Without major reforms to military financial accountability and transparency, the FS-G5S will be subject to the same vulnerabilities crippling the G5 countries’ security systems. In order to maximize the FS-G5S potential and all financial contributions, BIC recommends that:


  • • All G5 countries should review and reassess de facto policies of defense exceptionalism, and subject military and security institutions to oversight by anti-corruption bodies, audit functions and parliamentary committees.


  • • All G5 countries should improve military budget transparency, and provide legislatures with detailed and timely information on military expenses.


  • • All G5 countries should publish formal procurement procedures to ensure decisions align with strategic security needs. Competitive bidding and oversight should be encouraged throughout all stages of the procurement process.


  • • The G5 Permanent Secretariat and African Union should establish clear accountability, governance and oversight mechanisms to its proposed FC-G5S Trust Fund.


  • • The G5 Permanent Secretariat and African Union should establish a transparent database to track disbursement and allocation for existing contributions.

[1] http://www.xinhuanet.com/english/2018-03/25/c_137063033.htm

[2] https://reliefweb.int/sites/reliefweb.int/files/resources/psc.759.com_.g5sahel.23.03.2018.pdf

[3] https://au.int/en/pressreleases/20180322/communiqu%C3%A9-rwandas-contribution-g5-sahel-joint-force

[4] SIPRI Military Expenditure Database, 2016, Available at: https://www.sipri.org/databases/milex

[5] Ibid.

[6] Ibid.

[7] Government Defense Anti-Corruption Index, see: http://government.defenceindex.org/#intro
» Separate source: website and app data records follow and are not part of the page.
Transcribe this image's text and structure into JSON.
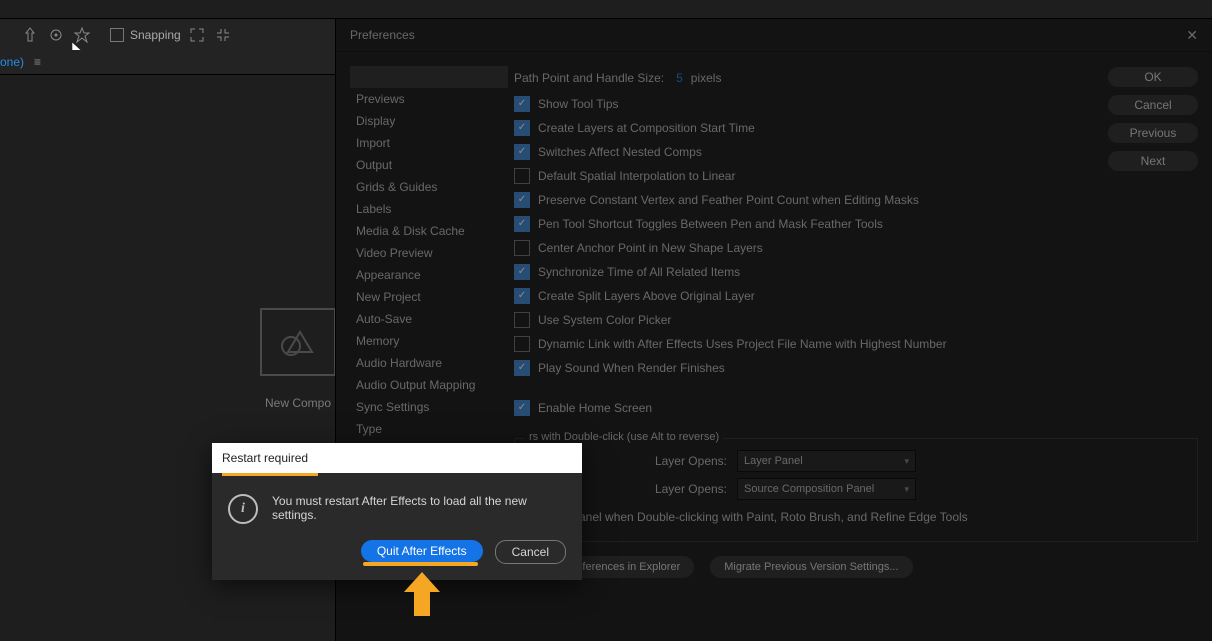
{
  "toolbar": {
    "snapping_label": "Snapping",
    "none_label": "one)"
  },
  "newcomp_label": "New Compo",
  "pref": {
    "title": "Preferences",
    "buttons": {
      "ok": "OK",
      "cancel": "Cancel",
      "previous": "Previous",
      "next": "Next"
    },
    "categories": [
      "",
      "Previews",
      "Display",
      "Import",
      "Output",
      "Grids & Guides",
      "Labels",
      "Media & Disk Cache",
      "Video Preview",
      "Appearance",
      "New Project",
      "Auto-Save",
      "Memory",
      "Audio Hardware",
      "Audio Output Mapping",
      "Sync Settings",
      "Type"
    ],
    "pathpoint_label": "Path Point and Handle Size:",
    "pathpoint_value": "5",
    "pathpoint_unit": "pixels",
    "checks": [
      {
        "on": true,
        "label": "Show Tool Tips"
      },
      {
        "on": true,
        "label": "Create Layers at Composition Start Time"
      },
      {
        "on": true,
        "label": "Switches Affect Nested Comps"
      },
      {
        "on": false,
        "label": "Default Spatial Interpolation to Linear"
      },
      {
        "on": true,
        "label": "Preserve Constant Vertex and Feather Point Count when Editing Masks"
      },
      {
        "on": true,
        "label": "Pen Tool Shortcut Toggles Between Pen and Mask Feather Tools"
      },
      {
        "on": false,
        "label": "Center Anchor Point in New Shape Layers"
      },
      {
        "on": true,
        "label": "Synchronize Time of All Related Items"
      },
      {
        "on": true,
        "label": "Create Split Layers Above Original Layer"
      },
      {
        "on": false,
        "label": "Use System Color Picker"
      },
      {
        "on": false,
        "label": "Dynamic Link with After Effects Uses Project File Name with Highest Number"
      },
      {
        "on": true,
        "label": "Play Sound When Render Finishes"
      }
    ],
    "enable_home": {
      "on": true,
      "label": "Enable Home Screen"
    },
    "fieldset_label": "rs with Double-click (use Alt to reverse)",
    "row1_label": "Layer Opens:",
    "row1_value": "Layer Panel",
    "row2_label": "Layer Opens:",
    "row2_value": "Source Composition Panel",
    "row3": "yer Panel when Double-clicking with Paint, Roto Brush, and Refine Edge Tools",
    "pill1": "Reveal Preferences in Explorer",
    "pill2": "Migrate Previous Version Settings..."
  },
  "modal": {
    "title": "Restart required",
    "message": "You must restart After Effects to load all the new settings.",
    "primary": "Quit After Effects",
    "secondary": "Cancel"
  }
}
[8] Government Defense Anti-Corruption Index, Chad Country Report, 2015, http://government.defenceindex.org/downloads/docs/chad.pdf

[9] 2015 Burkina Faso Country Report, http://government.defenceindex.org/generate-report.php?country_id=6265, 2015 Mali County Recommendations, http://government.defenceindex.org/generate-report.php?country_id=6312

[10] Ibid

[11] http://government.defenceindex.org/generate-report.php?country_id=6312

[12] http://government.defenceindex.org/generate-report.php?country_id=6313

[13] https://af.reuters.com/article/topNews/idAFKBN0IR1HH20141107

[14] http://government.defenceindex.org/downloads/docs/GI-Africa-results-web.pdf

[15] Ibid.

[16] http://www.france24.com/en/20171030-france-funding-g5-sahel-force-terrorism-trafficking-united-nations-UN

[17] https://foi.se/report-search/pdf?fileName=D%3A%5CReportSearch%5CFiles%5Ce4eb0a2e-927b-4d3f-bf02-7116c3a66c85.pdf